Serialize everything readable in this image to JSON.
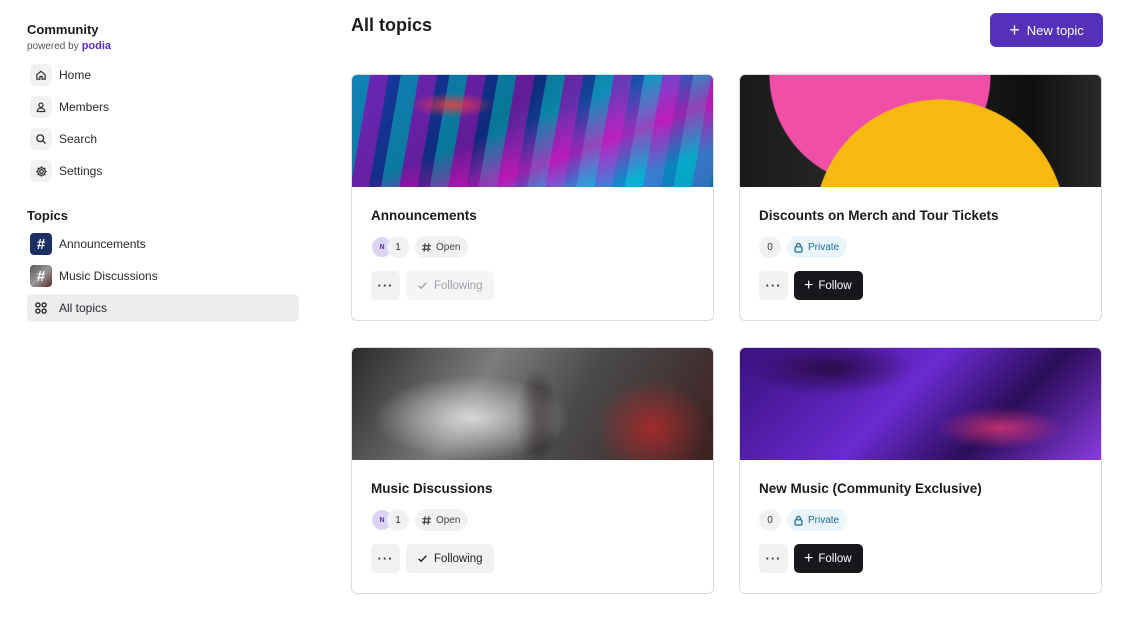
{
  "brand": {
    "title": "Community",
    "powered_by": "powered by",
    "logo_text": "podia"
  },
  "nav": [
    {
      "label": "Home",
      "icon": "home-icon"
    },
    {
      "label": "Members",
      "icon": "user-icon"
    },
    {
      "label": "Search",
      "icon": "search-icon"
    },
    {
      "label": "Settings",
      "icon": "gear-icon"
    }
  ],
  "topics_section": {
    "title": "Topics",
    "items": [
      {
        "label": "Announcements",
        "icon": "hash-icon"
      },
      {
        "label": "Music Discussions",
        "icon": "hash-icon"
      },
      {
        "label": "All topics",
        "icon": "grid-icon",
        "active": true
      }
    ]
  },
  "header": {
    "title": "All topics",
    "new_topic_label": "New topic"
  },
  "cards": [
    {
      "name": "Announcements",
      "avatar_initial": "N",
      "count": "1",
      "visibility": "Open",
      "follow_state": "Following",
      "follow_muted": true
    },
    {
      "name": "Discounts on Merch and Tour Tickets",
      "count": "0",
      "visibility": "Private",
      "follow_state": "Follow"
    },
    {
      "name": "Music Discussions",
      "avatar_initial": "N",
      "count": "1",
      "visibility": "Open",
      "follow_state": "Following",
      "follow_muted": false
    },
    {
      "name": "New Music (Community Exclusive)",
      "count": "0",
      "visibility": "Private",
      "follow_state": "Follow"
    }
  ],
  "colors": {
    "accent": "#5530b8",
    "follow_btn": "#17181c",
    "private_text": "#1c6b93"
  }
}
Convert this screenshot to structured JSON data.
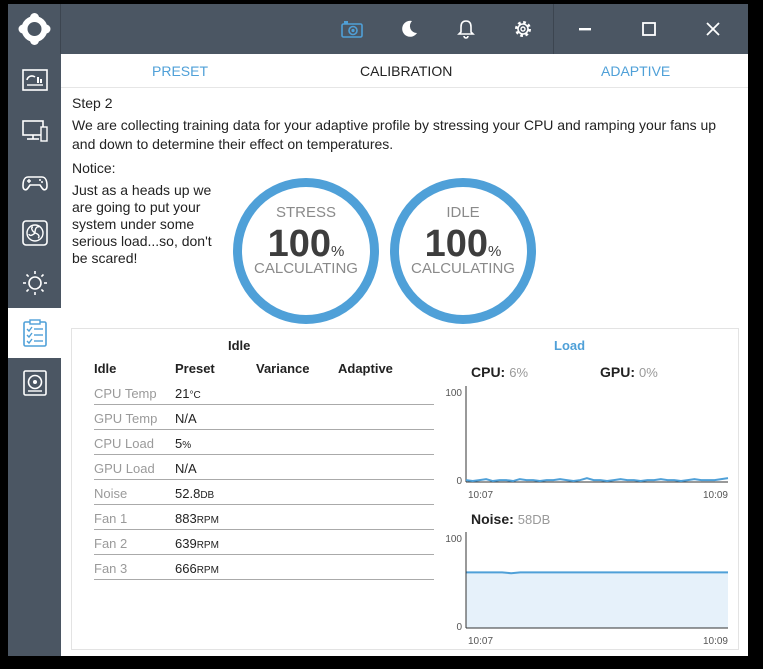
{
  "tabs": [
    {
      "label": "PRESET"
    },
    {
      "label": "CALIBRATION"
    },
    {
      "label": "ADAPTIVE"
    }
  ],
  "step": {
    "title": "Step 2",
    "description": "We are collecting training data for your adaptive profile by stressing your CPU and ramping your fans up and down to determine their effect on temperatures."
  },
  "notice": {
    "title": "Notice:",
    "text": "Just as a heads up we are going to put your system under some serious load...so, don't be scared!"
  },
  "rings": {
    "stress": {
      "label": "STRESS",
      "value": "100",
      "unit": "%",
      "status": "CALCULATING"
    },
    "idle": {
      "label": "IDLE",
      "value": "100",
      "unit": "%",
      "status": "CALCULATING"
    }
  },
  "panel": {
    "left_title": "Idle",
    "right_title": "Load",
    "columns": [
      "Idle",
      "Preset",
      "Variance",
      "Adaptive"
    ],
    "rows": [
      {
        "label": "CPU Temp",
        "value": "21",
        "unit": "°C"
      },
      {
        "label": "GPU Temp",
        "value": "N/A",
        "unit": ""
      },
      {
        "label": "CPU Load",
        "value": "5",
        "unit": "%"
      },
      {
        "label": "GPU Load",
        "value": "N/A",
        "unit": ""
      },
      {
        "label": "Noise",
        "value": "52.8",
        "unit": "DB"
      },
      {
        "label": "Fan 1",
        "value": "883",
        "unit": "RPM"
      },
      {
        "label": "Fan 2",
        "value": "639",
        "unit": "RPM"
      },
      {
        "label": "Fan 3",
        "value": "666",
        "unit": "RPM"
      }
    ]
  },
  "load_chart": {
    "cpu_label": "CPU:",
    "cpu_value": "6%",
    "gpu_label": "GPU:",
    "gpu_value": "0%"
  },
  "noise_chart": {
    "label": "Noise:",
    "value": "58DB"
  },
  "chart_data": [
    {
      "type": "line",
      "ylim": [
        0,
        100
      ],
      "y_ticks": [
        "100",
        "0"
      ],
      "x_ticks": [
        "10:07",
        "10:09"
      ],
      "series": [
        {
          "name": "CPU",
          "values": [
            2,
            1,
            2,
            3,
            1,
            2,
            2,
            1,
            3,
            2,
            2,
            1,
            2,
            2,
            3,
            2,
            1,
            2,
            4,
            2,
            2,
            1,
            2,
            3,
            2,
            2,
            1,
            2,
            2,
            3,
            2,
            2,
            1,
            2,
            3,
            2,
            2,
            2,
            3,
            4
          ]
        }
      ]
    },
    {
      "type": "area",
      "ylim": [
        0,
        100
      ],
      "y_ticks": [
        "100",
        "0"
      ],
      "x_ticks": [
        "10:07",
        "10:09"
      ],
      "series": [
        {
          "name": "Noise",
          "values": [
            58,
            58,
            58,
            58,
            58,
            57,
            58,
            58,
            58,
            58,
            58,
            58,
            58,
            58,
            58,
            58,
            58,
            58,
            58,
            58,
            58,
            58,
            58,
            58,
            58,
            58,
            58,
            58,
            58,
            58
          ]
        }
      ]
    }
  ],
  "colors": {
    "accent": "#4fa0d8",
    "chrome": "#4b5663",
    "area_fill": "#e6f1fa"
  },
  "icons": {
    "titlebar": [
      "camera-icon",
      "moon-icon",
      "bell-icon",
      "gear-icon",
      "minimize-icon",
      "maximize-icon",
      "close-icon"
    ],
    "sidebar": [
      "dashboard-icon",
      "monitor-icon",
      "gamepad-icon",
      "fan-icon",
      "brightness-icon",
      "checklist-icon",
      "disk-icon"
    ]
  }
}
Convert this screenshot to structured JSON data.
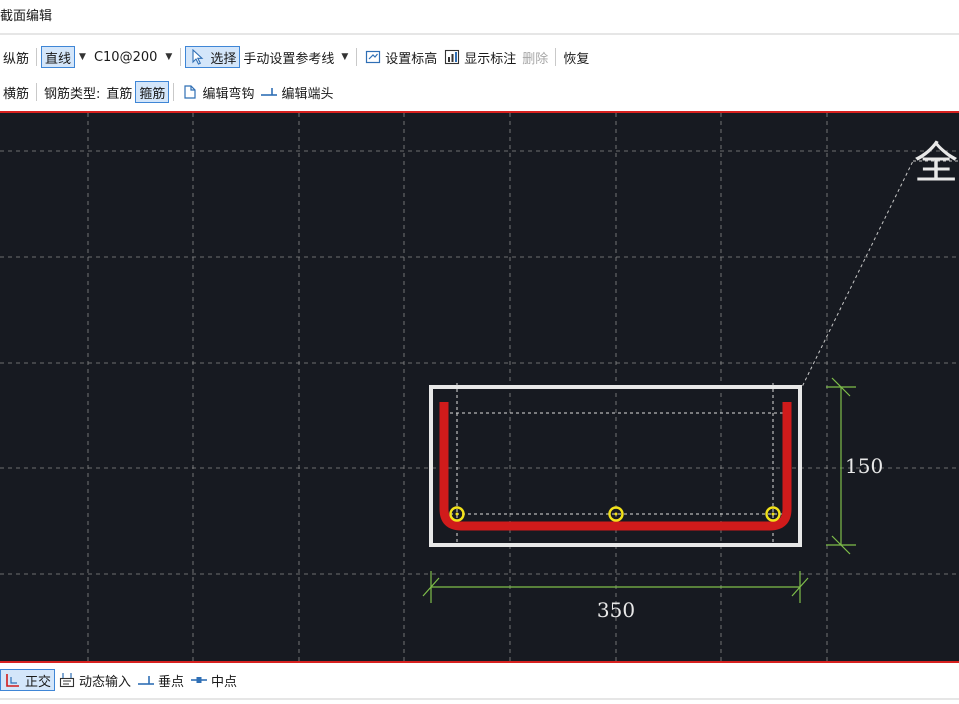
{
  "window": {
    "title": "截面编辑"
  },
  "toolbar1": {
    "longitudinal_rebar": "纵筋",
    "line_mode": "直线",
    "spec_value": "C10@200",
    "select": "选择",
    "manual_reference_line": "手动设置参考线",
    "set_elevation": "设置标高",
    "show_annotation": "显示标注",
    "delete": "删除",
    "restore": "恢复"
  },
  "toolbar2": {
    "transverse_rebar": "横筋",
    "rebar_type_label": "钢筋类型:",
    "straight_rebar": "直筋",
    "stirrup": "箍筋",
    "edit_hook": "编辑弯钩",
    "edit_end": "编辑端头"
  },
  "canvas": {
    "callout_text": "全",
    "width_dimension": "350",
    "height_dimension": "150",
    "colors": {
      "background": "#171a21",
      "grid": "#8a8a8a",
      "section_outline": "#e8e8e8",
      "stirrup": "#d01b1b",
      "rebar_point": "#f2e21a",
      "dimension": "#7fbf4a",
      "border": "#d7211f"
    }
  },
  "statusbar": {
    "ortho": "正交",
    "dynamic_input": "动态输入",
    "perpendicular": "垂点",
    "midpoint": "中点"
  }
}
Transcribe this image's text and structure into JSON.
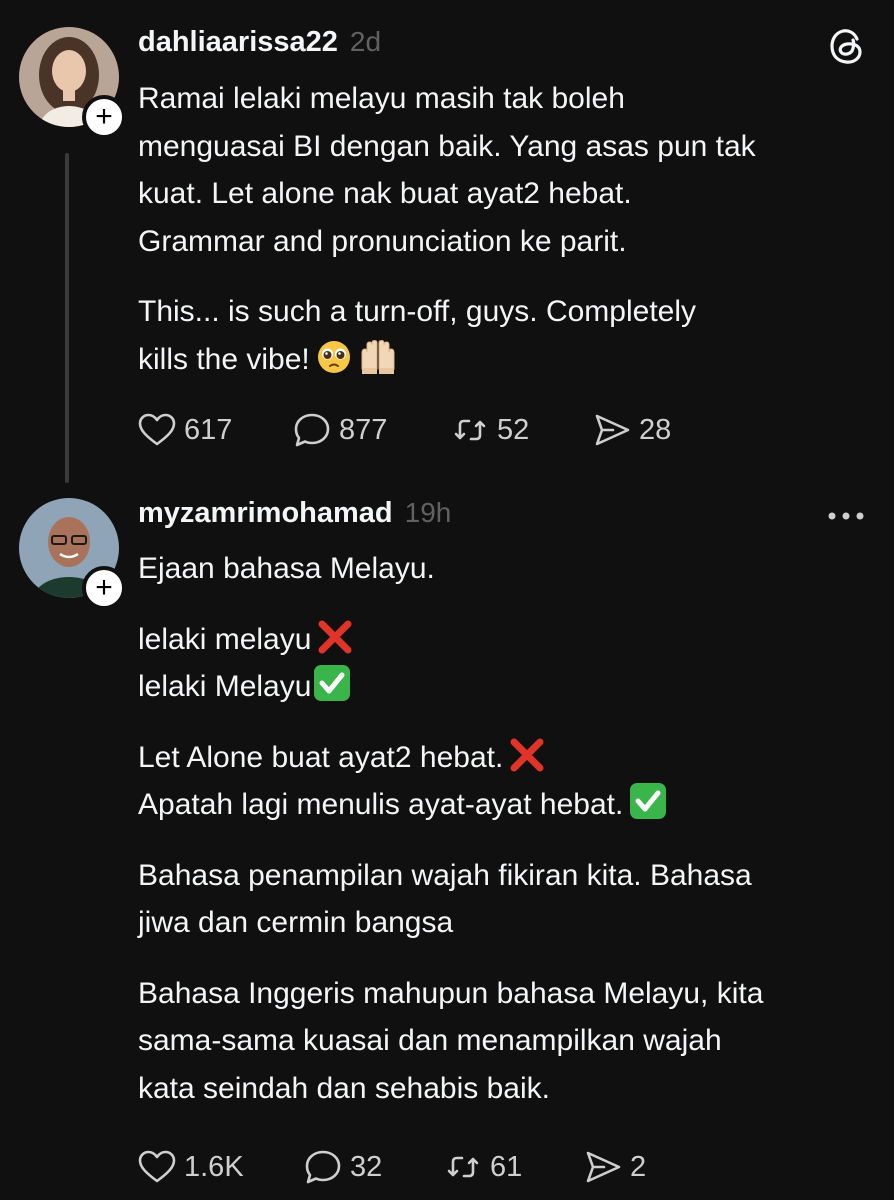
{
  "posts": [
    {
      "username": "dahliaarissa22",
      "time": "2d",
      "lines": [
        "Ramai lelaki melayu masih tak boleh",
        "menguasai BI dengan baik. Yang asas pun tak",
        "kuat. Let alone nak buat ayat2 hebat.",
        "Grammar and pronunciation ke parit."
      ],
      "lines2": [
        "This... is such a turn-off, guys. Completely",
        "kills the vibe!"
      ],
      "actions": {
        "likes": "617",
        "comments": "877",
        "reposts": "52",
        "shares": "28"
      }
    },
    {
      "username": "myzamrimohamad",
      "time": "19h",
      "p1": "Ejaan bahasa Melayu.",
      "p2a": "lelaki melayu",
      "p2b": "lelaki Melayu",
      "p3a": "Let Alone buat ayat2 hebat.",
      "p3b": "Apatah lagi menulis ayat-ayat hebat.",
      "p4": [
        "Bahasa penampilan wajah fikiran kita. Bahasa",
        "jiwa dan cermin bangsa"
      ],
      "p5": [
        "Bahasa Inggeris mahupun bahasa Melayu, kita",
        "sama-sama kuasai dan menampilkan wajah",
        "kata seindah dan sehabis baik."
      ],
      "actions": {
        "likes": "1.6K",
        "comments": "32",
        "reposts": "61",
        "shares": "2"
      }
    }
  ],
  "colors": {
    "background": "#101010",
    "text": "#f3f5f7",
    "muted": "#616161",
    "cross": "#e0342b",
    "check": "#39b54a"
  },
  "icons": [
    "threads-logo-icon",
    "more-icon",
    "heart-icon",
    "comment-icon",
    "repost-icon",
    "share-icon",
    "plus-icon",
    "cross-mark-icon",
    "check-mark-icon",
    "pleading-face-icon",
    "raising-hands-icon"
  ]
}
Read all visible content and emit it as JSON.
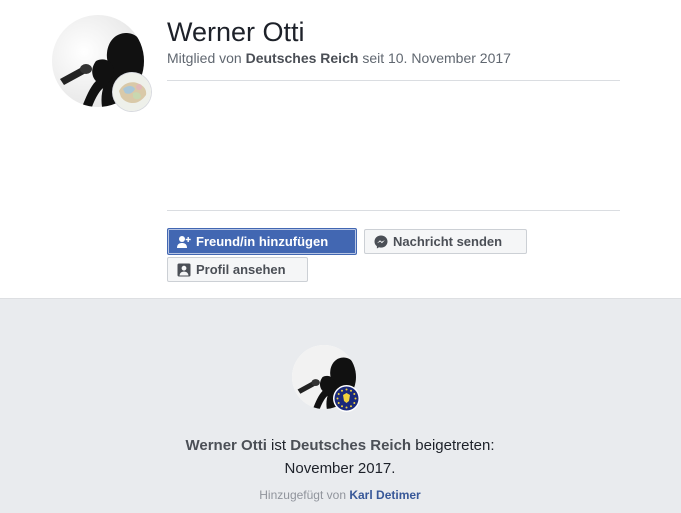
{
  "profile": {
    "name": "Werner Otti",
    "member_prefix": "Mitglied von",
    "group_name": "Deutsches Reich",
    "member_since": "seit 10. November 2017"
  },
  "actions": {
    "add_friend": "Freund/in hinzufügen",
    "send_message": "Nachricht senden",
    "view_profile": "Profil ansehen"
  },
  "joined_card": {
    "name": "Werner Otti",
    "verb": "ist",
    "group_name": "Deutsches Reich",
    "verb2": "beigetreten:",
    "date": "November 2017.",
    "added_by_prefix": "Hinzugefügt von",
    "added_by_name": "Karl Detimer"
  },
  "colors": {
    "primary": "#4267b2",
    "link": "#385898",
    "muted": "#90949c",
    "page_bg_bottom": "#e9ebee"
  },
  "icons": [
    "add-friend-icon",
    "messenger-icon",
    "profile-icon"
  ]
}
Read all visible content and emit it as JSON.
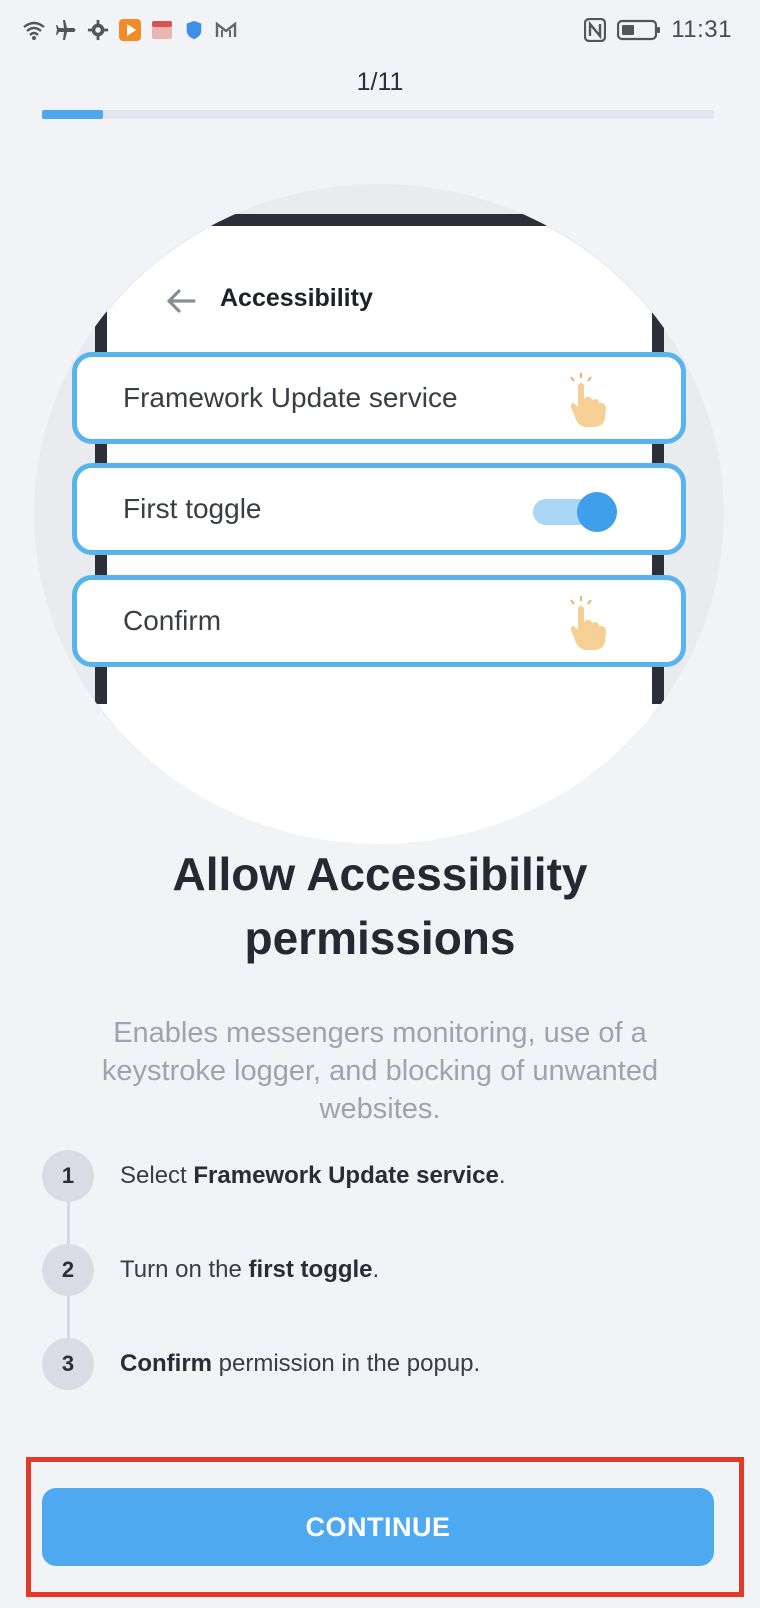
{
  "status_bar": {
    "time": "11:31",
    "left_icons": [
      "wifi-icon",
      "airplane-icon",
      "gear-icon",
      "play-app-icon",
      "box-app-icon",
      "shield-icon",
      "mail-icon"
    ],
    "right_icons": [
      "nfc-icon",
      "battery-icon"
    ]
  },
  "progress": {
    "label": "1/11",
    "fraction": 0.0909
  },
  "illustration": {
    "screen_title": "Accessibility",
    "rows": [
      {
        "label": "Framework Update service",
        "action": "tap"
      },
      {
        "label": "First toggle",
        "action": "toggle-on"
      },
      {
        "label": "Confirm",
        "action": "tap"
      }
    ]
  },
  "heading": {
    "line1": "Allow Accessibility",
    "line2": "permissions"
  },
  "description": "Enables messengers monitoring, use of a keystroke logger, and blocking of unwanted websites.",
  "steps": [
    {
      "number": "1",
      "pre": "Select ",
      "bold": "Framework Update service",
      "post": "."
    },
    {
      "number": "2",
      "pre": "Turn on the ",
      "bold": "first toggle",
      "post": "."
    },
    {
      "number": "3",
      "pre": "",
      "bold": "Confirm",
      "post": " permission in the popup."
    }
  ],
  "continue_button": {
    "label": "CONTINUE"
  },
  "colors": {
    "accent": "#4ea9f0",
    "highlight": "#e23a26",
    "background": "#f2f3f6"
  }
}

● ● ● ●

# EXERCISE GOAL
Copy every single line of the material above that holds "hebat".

# REPLY
        "kuat. Let alone nak buat ayat2 hebat.",
      "p3a": "Let Alone buat ayat2 hebat.",
      "p3b": "Apatah lagi menulis ayat-ayat hebat.",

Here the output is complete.